### WHAT IS EXPECTED
Line by line, please look for the word "button" in the following records, then copy each line you find it in.
□ □ □ □ □
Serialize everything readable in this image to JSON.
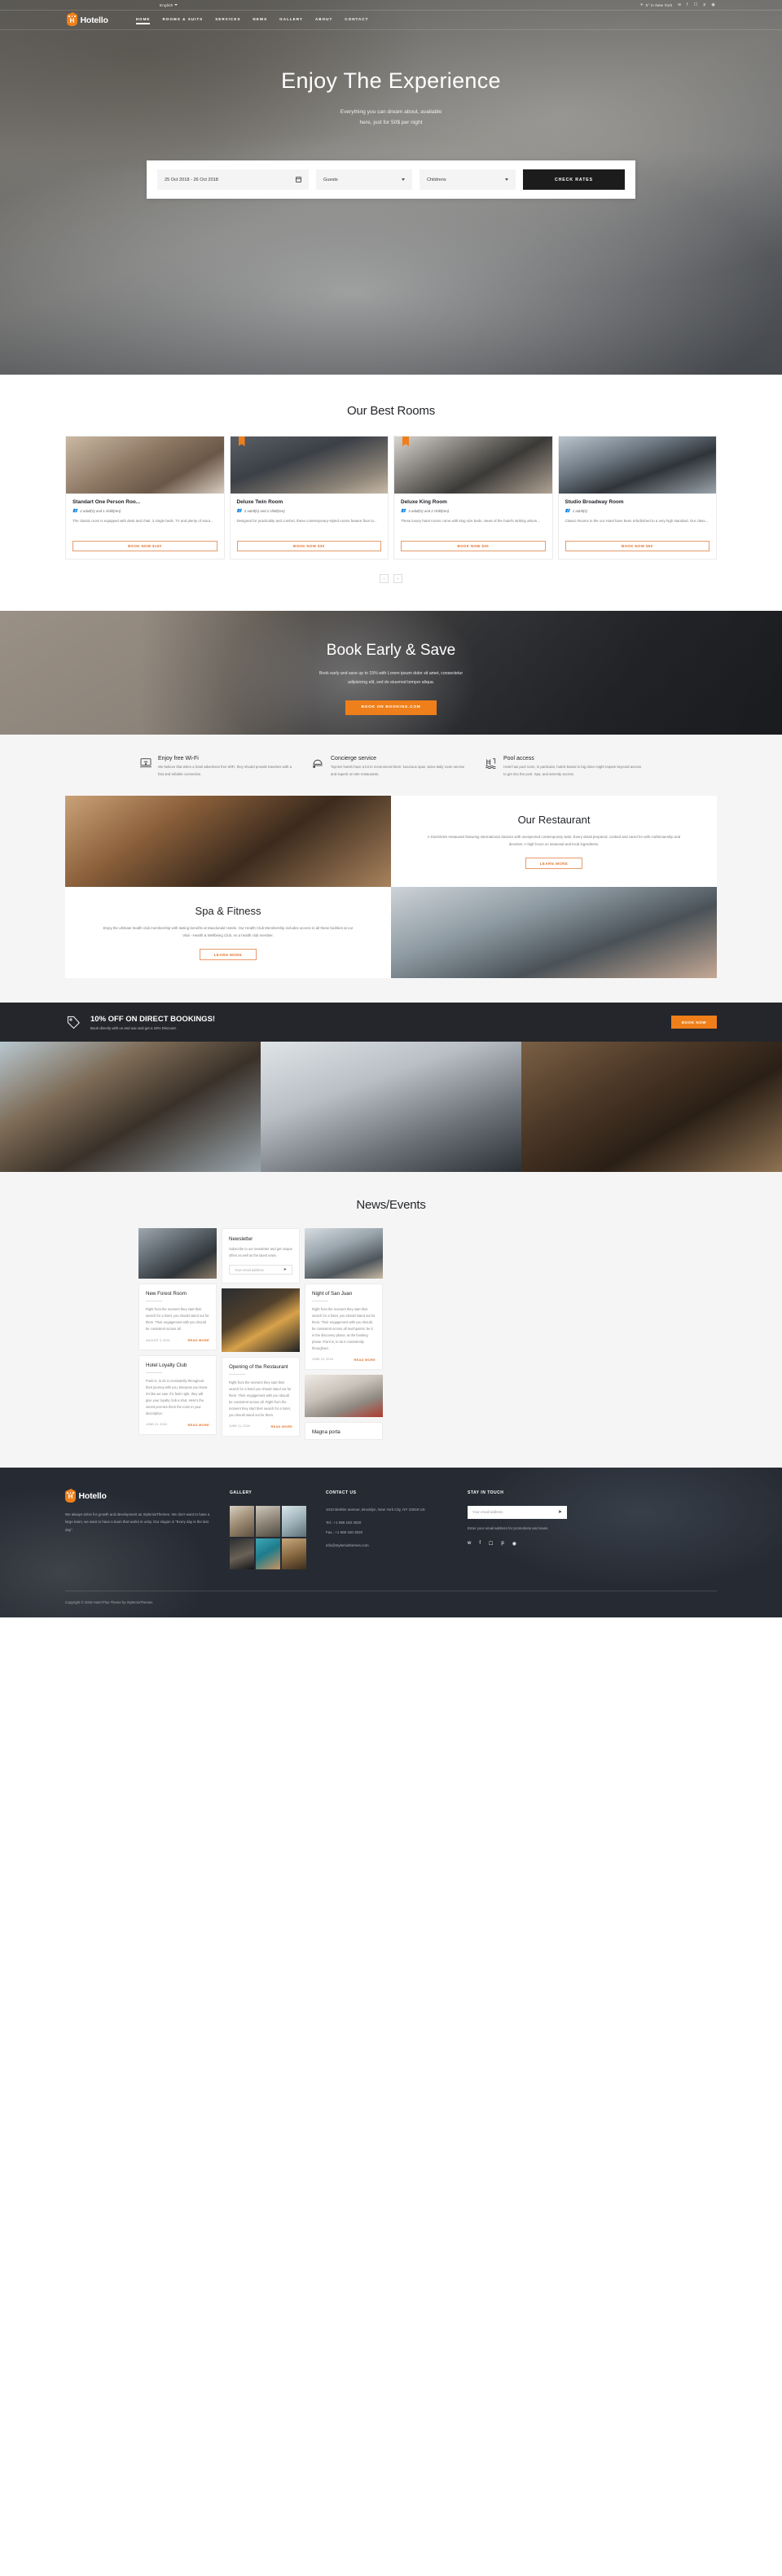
{
  "topbar": {
    "language": "English",
    "weather": "5° in New York",
    "socials": [
      "twitter-icon",
      "facebook-icon",
      "instagram-icon",
      "pinterest-icon",
      "tripadvisor-icon"
    ]
  },
  "brand": {
    "name": "Hotello"
  },
  "nav": {
    "items": [
      {
        "label": "HOME",
        "active": true
      },
      {
        "label": "ROOMS & SUITS",
        "active": false
      },
      {
        "label": "SERVICES",
        "active": false
      },
      {
        "label": "NEWS",
        "active": false
      },
      {
        "label": "GALLERY",
        "active": false
      },
      {
        "label": "ABOUT",
        "active": false
      },
      {
        "label": "CONTACT",
        "active": false
      }
    ]
  },
  "hero": {
    "title": "Enjoy The Experience",
    "subtitle_line1": "Everything you can dream about, available",
    "subtitle_line2": "here, just for 50$ per night"
  },
  "booking": {
    "dates": "25 Oct 2018 - 26 Oct 2018",
    "guests": "Guests",
    "children": "Childrens",
    "submit": "CHECK RATES"
  },
  "rooms": {
    "title": "Our Best Rooms",
    "prev": "‹",
    "next": "›",
    "cards": [
      {
        "name": "Standart One Person Roo...",
        "capacity": "2 adult(s) and 1 child(ren)",
        "desc": "The classic room is equipped with desk and chair, 2 single beds, TV and plenty of stora...",
        "button": "BOOK NOW $100"
      },
      {
        "name": "Deluxe Twin Room",
        "capacity": "2 adult(s) and 2 child(ren)",
        "desc": "Designed for practicality and comfort, these contemporary-styled rooms feature floor to...",
        "button": "BOOK NOW $30"
      },
      {
        "name": "Deluxe King Room",
        "capacity": "3 adult(s) and 2 child(ren)",
        "desc": "These luxury hotel rooms come with king size beds, views of the hotel's striking atrium...",
        "button": "BOOK NOW $30"
      },
      {
        "name": "Studio Broadway Room",
        "capacity": "1 adult(s)",
        "desc": "Classic Rooms in the our Hotel have been refurbished to a very high standard. Our class...",
        "button": "BOOK NOW $50"
      }
    ]
  },
  "early": {
    "title": "Book Early & Save",
    "sub_line1": "Book early and save up to 15% with Lorem ipsum dolor sit amet, consectetur",
    "sub_line2": "adipisicing elit, sed do eiusmod tempor aliqua.",
    "button": "BOOK ON BOOKING.COM"
  },
  "features": [
    {
      "icon": "wifi-icon",
      "title": "Enjoy free Wi-Fi",
      "text": "We believe that when a hotel advertises free WiFi, they should provide travelers with a fast and reliable connection."
    },
    {
      "icon": "room-service-icon",
      "title": "Concierge service",
      "text": "Top-tier hotels have a lot to recommend them: luxurious spas, twice-daily room service and superb on-site restaurants."
    },
    {
      "icon": "pool-icon",
      "title": "Pool access",
      "text": "Hotel has pool room, in particular, hotels based in big cities might require keycard access to get into the pool. Spa, and amenity access."
    }
  ],
  "restaurant": {
    "title": "Our Restaurant",
    "text": "A Stockholm restaurant featuring international classics with unexpected contemporary twist. Every detail prepared, cooked and cared for with craftsmanship and devotion. A high focus on seasonal and local ingredients.",
    "button": "LEARN MORE"
  },
  "spa": {
    "title": "Spa & Fitness",
    "text": "Enjoy the ultimate health club membership with lasting benefits at Macdonald Hotels. Our Health Club Membership includes access to all these facilities at our Vital - Health & Wellbeing Club. As a health club member.",
    "button": "LEARN MORE"
  },
  "promo": {
    "icon": "price-tag-icon",
    "title": "10% OFF ON DIRECT BOOKINGS!",
    "subtitle": "Book directly with us and use and get a 10% Discount.",
    "button": "BOOK NOW"
  },
  "news": {
    "title": "News/Events",
    "items": [
      {
        "title": "New Forest Room",
        "text": "Right from the moment they start their search for a hotel, you should stand out for them. Their engagement with you should be consistent across all.",
        "date": "AUGUST 3, 2018",
        "more": "READ MORE"
      },
      {
        "title": "Night of San Juan",
        "text": "Right from the moment they start their search for a hotel, you should stand out for them. Their engagement with you should be consistent across all touchpoints: be it in the discovery phase, at the booking phase. Point is, to do it consistently throughout.",
        "date": "JUNE 21, 2018",
        "more": "READ MORE"
      },
      {
        "title": "Hotel Loyalty Club",
        "text": "Point is, to do it consistently throughout their journey with you. Because you know it's like we saw: if it feels right, they will give your loyalty club a shot. Here's the surest promise them the room in your description.",
        "date": "JUNE 21, 2018",
        "more": "READ MORE"
      },
      {
        "title": "Opening of the Restaurant",
        "text": "Right from the moment they start their search for a hotel you should stand out for them. Their engagement with you should be consistent across all. Right from the moment they start their search for a hotel, you should stand out for them.",
        "date": "JUNE 21, 2018",
        "more": "READ MORE"
      },
      {
        "title": "Magna porta",
        "text": "",
        "date": "",
        "more": ""
      }
    ],
    "newsletter": {
      "title": "Newsletter",
      "text": "Subscribe to our newsletter and get unique offers as well as the latest news.",
      "placeholder": "Your email address",
      "submit": "➤"
    }
  },
  "footer": {
    "brand": "Hotello",
    "about": "We always strive for growth and development as StylemixThemes. We don't want to have a large team, we want to have a team that works in unity. Our slogan is “Every day is the last day”.",
    "gallery_heading": "GALLERY",
    "contact_heading": "CONTACT US",
    "address": "1010 Berkler avenue, Brooklyn, New York City, NY 10018 US",
    "tel": "Tel.: +1 998 150 3020",
    "fax": "Fax.: +1 998 150 3020",
    "email": "info@stylemixthemes.com",
    "touch_heading": "STAY IN TOUCH",
    "email_placeholder": "Your email address",
    "email_submit": "➤",
    "email_hint": "Enter your email address for promotions and news.",
    "socials": [
      "twitter-icon",
      "facebook-icon",
      "instagram-icon",
      "pinterest-icon",
      "tripadvisor-icon"
    ],
    "copyright": "Copyright © 2018 Hotel Plus Theme by StylemixThemes"
  },
  "colors": {
    "accent": "#ef7f1a",
    "dark": "#24262b",
    "footer": "#262b33"
  }
}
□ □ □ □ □
### PROBLEM SOLUTION
        "button": "BOOK NOW $100"
        "button": "BOOK NOW $30"
        "button": "BOOK NOW $30"
        "button": "BOOK NOW $50"
    "button": "BOOK ON BOOKING.COM"
    "button": "LEARN MORE"
    "button": "LEARN MORE"
    "button": "BOOK NOW"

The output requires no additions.